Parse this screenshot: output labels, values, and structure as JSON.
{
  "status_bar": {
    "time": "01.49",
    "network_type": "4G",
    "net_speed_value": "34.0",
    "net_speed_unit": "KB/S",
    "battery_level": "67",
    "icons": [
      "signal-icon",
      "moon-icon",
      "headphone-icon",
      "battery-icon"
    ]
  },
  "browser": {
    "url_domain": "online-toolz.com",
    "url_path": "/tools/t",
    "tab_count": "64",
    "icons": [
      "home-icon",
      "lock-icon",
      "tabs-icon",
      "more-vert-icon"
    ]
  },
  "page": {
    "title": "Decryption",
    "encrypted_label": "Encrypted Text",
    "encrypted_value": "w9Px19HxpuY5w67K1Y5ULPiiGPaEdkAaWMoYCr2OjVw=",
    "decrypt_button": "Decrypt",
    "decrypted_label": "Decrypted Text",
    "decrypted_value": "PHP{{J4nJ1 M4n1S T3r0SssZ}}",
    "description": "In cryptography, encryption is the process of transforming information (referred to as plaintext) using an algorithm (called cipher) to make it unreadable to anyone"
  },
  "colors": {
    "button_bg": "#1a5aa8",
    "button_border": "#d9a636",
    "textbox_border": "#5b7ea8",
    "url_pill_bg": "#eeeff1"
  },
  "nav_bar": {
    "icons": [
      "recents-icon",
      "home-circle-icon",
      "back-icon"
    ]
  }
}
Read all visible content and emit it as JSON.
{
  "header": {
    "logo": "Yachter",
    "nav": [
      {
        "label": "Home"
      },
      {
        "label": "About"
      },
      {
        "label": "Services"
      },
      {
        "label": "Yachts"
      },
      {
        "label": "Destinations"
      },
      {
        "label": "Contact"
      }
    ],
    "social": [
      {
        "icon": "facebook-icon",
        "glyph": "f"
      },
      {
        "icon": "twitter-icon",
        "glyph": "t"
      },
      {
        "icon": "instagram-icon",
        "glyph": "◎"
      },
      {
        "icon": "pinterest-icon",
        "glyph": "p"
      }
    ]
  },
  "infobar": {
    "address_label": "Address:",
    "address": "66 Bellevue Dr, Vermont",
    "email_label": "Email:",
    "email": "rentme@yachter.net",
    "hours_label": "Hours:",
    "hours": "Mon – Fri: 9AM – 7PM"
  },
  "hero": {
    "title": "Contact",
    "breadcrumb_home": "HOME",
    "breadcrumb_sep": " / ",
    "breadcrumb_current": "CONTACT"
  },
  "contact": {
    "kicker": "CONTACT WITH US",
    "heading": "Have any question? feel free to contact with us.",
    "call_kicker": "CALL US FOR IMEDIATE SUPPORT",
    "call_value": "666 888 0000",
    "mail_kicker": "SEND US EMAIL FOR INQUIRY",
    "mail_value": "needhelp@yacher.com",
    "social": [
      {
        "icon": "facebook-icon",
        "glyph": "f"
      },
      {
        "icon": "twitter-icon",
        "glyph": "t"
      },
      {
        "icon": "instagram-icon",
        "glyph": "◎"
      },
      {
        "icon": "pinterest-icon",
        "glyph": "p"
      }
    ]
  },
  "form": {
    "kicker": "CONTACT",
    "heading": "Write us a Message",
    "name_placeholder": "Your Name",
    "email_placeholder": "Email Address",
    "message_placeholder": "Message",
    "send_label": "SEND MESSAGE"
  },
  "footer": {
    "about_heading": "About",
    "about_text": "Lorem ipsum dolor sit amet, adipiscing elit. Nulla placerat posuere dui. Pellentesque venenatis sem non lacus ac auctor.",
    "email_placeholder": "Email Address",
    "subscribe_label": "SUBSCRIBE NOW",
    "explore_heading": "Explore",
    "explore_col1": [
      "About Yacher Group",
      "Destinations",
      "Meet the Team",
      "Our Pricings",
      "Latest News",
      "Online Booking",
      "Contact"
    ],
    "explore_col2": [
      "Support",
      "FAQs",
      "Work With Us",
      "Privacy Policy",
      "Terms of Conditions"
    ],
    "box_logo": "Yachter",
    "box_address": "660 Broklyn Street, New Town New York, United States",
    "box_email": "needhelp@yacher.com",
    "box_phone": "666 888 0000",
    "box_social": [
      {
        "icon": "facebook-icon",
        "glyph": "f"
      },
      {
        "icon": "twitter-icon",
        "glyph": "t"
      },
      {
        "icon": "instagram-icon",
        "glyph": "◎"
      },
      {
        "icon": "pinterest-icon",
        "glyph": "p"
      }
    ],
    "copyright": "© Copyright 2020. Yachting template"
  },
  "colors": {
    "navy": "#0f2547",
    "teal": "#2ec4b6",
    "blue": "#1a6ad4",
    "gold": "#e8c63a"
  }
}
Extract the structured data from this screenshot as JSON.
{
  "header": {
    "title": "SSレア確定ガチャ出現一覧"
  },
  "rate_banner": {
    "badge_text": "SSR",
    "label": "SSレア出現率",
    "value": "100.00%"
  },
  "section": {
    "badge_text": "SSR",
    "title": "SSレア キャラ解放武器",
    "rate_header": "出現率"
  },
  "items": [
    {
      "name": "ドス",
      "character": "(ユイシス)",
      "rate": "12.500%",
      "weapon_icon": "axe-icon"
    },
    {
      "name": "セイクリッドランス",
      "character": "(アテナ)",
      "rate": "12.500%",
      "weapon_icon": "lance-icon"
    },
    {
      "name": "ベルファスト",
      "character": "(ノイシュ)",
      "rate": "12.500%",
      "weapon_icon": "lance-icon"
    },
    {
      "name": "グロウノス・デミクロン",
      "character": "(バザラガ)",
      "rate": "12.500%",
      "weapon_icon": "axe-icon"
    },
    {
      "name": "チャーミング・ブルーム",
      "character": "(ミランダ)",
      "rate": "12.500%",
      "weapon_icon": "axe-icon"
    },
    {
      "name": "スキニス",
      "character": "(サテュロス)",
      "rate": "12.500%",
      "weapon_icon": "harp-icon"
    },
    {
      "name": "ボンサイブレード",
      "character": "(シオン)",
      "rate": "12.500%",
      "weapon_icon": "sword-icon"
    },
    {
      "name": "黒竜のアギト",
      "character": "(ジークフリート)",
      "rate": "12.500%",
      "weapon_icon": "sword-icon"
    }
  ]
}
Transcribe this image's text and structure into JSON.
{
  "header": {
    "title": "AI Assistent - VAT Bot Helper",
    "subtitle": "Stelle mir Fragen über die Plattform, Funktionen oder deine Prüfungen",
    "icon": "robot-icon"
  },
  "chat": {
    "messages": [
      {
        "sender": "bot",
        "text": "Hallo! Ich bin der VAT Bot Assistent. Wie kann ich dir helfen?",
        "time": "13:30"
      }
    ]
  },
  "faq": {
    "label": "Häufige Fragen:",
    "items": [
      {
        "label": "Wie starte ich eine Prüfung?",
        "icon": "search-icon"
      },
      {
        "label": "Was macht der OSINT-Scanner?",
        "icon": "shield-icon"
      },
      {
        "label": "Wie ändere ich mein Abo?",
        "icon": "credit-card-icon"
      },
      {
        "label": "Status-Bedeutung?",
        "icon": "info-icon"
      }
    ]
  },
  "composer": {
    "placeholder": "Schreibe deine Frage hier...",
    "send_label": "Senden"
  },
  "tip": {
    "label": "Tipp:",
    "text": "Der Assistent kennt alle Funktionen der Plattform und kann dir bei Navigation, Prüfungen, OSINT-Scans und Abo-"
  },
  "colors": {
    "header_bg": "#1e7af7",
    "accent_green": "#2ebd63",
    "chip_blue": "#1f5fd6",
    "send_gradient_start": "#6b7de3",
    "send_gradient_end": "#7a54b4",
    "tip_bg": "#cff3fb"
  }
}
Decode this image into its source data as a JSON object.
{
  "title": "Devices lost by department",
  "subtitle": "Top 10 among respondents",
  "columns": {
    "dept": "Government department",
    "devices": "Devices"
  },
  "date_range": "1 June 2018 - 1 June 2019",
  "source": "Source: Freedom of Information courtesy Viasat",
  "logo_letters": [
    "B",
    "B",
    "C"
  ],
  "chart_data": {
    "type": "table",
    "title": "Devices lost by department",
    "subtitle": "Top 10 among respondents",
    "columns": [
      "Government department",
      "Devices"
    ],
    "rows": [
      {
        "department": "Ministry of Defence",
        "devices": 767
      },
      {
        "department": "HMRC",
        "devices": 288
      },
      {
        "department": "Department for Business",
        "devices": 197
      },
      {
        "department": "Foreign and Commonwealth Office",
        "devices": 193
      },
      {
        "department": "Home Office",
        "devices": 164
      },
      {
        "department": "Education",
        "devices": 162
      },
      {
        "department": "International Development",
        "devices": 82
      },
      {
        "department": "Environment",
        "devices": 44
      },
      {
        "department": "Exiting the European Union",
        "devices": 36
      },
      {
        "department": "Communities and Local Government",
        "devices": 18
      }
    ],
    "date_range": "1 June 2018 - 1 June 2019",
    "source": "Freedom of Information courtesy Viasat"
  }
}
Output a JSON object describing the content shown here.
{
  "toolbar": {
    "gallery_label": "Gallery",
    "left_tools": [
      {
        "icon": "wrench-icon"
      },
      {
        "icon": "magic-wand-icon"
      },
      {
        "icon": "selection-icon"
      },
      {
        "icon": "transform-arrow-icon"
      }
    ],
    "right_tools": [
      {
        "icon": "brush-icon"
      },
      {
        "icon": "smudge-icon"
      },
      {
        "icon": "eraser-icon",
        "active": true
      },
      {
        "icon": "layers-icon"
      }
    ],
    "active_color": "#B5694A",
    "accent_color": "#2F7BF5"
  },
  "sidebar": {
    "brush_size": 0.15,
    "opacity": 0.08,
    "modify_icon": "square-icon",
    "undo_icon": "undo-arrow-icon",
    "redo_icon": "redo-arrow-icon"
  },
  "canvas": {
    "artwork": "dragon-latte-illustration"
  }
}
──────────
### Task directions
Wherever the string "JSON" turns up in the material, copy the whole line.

### Response to this exercise
Parse this screenshot: output labels, values, and structure as JSON.
Read all visible content and emit it as JSON.
Extract the structured data from this screenshot as JSON.
Transcribe this image's text and structure into JSON.
Decode this image into its source data as a JSON object.
Output a JSON object describing the content shown here.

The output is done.